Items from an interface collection
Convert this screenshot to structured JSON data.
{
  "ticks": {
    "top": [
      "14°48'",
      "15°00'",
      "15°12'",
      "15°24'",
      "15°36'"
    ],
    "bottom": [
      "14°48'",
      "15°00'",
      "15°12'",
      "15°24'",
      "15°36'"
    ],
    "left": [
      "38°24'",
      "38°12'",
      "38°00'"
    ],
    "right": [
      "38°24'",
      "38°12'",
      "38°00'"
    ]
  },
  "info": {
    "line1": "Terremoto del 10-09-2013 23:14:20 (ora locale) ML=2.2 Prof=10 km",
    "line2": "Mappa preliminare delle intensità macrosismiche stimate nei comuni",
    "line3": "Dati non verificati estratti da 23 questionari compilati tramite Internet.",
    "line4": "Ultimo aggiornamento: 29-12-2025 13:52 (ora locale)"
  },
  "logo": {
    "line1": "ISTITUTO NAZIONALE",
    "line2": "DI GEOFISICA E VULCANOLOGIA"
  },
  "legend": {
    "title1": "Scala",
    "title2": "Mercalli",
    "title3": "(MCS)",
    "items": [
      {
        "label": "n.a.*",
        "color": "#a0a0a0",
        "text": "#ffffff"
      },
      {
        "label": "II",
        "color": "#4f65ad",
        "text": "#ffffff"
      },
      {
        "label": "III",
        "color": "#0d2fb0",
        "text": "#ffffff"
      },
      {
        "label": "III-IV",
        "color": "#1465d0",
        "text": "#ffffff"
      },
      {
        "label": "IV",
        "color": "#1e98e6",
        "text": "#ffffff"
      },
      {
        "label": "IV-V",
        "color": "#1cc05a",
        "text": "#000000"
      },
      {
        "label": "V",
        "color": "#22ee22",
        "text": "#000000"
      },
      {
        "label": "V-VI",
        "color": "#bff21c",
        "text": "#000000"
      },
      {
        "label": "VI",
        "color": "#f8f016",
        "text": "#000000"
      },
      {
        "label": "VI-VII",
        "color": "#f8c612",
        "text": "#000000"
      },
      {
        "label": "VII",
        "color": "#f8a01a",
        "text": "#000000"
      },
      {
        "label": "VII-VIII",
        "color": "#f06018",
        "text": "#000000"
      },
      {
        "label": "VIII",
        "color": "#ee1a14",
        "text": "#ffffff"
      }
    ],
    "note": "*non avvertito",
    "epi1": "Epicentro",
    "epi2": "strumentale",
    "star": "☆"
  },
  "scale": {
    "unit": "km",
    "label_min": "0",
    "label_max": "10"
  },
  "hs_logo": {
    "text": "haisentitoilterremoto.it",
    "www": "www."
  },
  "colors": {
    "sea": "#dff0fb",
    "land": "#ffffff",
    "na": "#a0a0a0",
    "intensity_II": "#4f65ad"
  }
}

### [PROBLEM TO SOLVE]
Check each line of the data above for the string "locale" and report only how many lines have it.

### [EXERCISE SOLUTION]
2